Send back all of the data, word for word.

§ **Given data**
=-=-=
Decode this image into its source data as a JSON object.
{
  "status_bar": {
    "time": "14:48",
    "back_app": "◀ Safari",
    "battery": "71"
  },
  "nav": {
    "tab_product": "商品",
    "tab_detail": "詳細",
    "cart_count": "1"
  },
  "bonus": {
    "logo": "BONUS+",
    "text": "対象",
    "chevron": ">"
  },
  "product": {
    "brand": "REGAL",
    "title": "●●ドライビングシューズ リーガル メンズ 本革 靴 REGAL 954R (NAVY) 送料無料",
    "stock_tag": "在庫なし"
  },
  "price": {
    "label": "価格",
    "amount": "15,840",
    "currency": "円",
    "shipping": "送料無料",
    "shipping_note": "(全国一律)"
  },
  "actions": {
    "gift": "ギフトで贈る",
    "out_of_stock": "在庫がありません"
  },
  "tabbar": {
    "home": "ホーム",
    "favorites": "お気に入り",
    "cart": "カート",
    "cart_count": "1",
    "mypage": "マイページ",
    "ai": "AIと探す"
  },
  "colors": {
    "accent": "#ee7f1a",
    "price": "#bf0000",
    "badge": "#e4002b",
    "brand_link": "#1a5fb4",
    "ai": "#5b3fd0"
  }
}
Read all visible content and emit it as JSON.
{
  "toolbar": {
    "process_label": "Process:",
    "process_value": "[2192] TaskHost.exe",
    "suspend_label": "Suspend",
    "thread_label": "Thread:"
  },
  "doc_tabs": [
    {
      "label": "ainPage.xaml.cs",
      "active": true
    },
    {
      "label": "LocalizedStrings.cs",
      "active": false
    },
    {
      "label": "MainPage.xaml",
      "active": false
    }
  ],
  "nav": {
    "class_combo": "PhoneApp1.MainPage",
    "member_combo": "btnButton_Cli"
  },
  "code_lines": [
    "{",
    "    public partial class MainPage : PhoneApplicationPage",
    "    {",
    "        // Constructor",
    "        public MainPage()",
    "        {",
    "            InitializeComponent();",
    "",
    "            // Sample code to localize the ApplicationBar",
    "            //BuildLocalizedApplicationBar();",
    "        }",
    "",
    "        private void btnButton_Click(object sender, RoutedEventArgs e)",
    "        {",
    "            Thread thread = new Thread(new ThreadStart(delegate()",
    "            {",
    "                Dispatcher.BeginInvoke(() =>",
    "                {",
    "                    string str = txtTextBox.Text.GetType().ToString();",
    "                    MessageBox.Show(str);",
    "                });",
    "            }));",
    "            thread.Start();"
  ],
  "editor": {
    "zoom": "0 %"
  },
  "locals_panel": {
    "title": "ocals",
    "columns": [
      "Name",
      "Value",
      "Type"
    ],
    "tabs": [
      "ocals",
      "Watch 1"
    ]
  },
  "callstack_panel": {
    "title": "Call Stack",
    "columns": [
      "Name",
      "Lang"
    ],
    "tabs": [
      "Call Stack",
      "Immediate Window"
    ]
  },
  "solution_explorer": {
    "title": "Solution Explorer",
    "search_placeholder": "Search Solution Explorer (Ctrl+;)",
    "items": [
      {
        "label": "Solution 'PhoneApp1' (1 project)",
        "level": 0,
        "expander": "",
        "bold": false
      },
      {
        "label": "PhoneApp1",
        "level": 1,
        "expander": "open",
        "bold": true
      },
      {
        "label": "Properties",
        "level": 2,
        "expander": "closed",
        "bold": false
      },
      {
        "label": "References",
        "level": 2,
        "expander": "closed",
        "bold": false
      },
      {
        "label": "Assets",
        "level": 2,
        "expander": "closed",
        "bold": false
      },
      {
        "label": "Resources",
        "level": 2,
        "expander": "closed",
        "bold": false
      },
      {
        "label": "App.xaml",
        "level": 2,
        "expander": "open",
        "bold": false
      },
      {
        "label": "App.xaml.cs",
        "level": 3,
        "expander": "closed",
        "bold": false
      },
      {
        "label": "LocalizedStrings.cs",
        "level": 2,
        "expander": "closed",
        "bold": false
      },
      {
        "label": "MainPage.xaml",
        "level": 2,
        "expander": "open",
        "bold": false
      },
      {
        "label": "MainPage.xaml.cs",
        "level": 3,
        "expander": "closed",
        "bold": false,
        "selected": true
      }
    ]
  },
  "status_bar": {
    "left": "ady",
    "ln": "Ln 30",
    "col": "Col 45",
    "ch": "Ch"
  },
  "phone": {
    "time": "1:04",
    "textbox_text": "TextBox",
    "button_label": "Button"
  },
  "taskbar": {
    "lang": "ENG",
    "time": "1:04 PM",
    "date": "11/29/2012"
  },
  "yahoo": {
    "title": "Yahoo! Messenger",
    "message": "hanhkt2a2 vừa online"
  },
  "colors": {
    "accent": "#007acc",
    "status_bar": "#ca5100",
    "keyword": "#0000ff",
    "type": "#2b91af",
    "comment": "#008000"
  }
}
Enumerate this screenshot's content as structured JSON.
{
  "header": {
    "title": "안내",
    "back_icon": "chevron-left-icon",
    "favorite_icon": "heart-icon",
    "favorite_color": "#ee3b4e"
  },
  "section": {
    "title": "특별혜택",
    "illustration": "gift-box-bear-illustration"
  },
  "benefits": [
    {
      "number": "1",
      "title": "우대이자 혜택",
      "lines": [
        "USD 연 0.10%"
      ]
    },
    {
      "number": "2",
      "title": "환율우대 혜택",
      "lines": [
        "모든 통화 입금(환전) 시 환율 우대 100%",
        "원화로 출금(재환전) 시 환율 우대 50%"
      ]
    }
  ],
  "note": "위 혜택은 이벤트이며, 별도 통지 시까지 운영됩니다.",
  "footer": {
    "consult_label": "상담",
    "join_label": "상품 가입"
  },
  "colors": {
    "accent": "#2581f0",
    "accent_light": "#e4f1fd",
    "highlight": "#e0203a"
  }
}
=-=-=
§ **Written solution**
Decode this image into its source data as a JSON object.
{
  "status_bar": {
    "time": "14:48",
    "back_app": "◀ Safari",
    "battery": "71"
  },
  "nav": {
    "tab_product": "商品",
    "tab_detail": "詳細",
    "cart_count": "1"
  },
  "bonus": {
    "logo": "BONUS+",
    "text": "対象",
    "chevron": ">"
  },
  "product": {
    "brand": "REGAL",
    "title": "●●ドライビングシューズ リーガル メンズ 本革 靴 REGAL 954R (NAVY) 送料無料",
    "stock_tag": "在庫なし"
  },
  "price": {
    "label": "価格",
    "amount": "15,840",
    "currency": "円",
    "shipping": "送料無料",
    "shipping_note": "(全国一律)"
  },
  "actions": {
    "gift": "ギフトで贈る",
    "out_of_stock": "在庫がありません"
  },
  "tabbar": {
    "home": "ホーム",
    "favorites": "お気に入り",
    "cart": "カート",
    "cart_count": "1",
    "mypage": "マイページ",
    "ai": "AIと探す"
  },
  "colors": {
    "accent": "#ee7f1a",
    "price": "#bf0000",
    "badge": "#e4002b",
    "brand_link": "#1a5fb4",
    "ai": "#5b3fd0"
  }
}
Read all visible content and emit it as JSON.
{
  "toolbar": {
    "process_label": "Process:",
    "process_value": "[2192] TaskHost.exe",
    "suspend_label": "Suspend",
    "thread_label": "Thread:"
  },
  "doc_tabs": [
    {
      "label": "ainPage.xaml.cs",
      "active": true
    },
    {
      "label": "LocalizedStrings.cs",
      "active": false
    },
    {
      "label": "MainPage.xaml",
      "active": false
    }
  ],
  "nav": {
    "class_combo": "PhoneApp1.MainPage",
    "member_combo": "btnButton_Cli"
  },
  "code_lines": [
    "{",
    "    public partial class MainPage : PhoneApplicationPage",
    "    {",
    "        // Constructor",
    "        public MainPage()",
    "        {",
    "            InitializeComponent();",
    "",
    "            // Sample code to localize the ApplicationBar",
    "            //BuildLocalizedApplicationBar();",
    "        }",
    "",
    "        private void btnButton_Click(object sender, RoutedEventArgs e)",
    "        {",
    "            Thread thread = new Thread(new ThreadStart(delegate()",
    "            {",
    "                Dispatcher.BeginInvoke(() =>",
    "                {",
    "                    string str = txtTextBox.Text.GetType().ToString();",
    "                    MessageBox.Show(str);",
    "                });",
    "            }));",
    "            thread.Start();"
  ],
  "editor": {
    "zoom": "0 %"
  },
  "locals_panel": {
    "title": "ocals",
    "columns": [
      "Name",
      "Value",
      "Type"
    ],
    "tabs": [
      "ocals",
      "Watch 1"
    ]
  },
  "callstack_panel": {
    "title": "Call Stack",
    "columns": [
      "Name",
      "Lang"
    ],
    "tabs": [
      "Call Stack",
      "Immediate Window"
    ]
  },
  "solution_explorer": {
    "title": "Solution Explorer",
    "search_placeholder": "Search Solution Explorer (Ctrl+;)",
    "items": [
      {
        "label": "Solution 'PhoneApp1' (1 project)",
        "level": 0,
        "expander": "",
        "bold": false
      },
      {
        "label": "PhoneApp1",
        "level": 1,
        "expander": "open",
        "bold": true
      },
      {
        "label": "Properties",
        "level": 2,
        "expander": "closed",
        "bold": false
      },
      {
        "label": "References",
        "level": 2,
        "expander": "closed",
        "bold": false
      },
      {
        "label": "Assets",
        "level": 2,
        "expander": "closed",
        "bold": false
      },
      {
        "label": "Resources",
        "level": 2,
        "expander": "closed",
        "bold": false
      },
      {
        "label": "App.xaml",
        "level": 2,
        "expander": "open",
        "bold": false
      },
      {
        "label": "App.xaml.cs",
        "level": 3,
        "expander": "closed",
        "bold": false
      },
      {
        "label": "LocalizedStrings.cs",
        "level": 2,
        "expander": "closed",
        "bold": false
      },
      {
        "label": "MainPage.xaml",
        "level": 2,
        "expander": "open",
        "bold": false
      },
      {
        "label": "MainPage.xaml.cs",
        "level": 3,
        "expander": "closed",
        "bold": false,
        "selected": true
      }
    ]
  },
  "status_bar": {
    "left": "ady",
    "ln": "Ln 30",
    "col": "Col 45",
    "ch": "Ch"
  },
  "phone": {
    "time": "1:04",
    "textbox_text": "TextBox",
    "button_label": "Button"
  },
  "taskbar": {
    "lang": "ENG",
    "time": "1:04 PM",
    "date": "11/29/2012"
  },
  "yahoo": {
    "title": "Yahoo! Messenger",
    "message": "hanhkt2a2 vừa online"
  },
  "colors": {
    "accent": "#007acc",
    "status_bar": "#ca5100",
    "keyword": "#0000ff",
    "type": "#2b91af",
    "comment": "#008000"
  }
}
Enumerate this screenshot's content as structured JSON.
{
  "header": {
    "title": "안내",
    "back_icon": "chevron-left-icon",
    "favorite_icon": "heart-icon",
    "favorite_color": "#ee3b4e"
  },
  "section": {
    "title": "특별혜택",
    "illustration": "gift-box-bear-illustration"
  },
  "benefits": [
    {
      "number": "1",
      "title": "우대이자 혜택",
      "lines": [
        "USD 연 0.10%"
      ]
    },
    {
      "number": "2",
      "title": "환율우대 혜택",
      "lines": [
        "모든 통화 입금(환전) 시 환율 우대 100%",
        "원화로 출금(재환전) 시 환율 우대 50%"
      ]
    }
  ],
  "note": "위 혜택은 이벤트이며, 별도 통지 시까지 운영됩니다.",
  "footer": {
    "consult_label": "상담",
    "join_label": "상품 가입"
  },
  "colors": {
    "accent": "#2581f0",
    "accent_light": "#e4f1fd",
    "highlight": "#e0203a"
  }
}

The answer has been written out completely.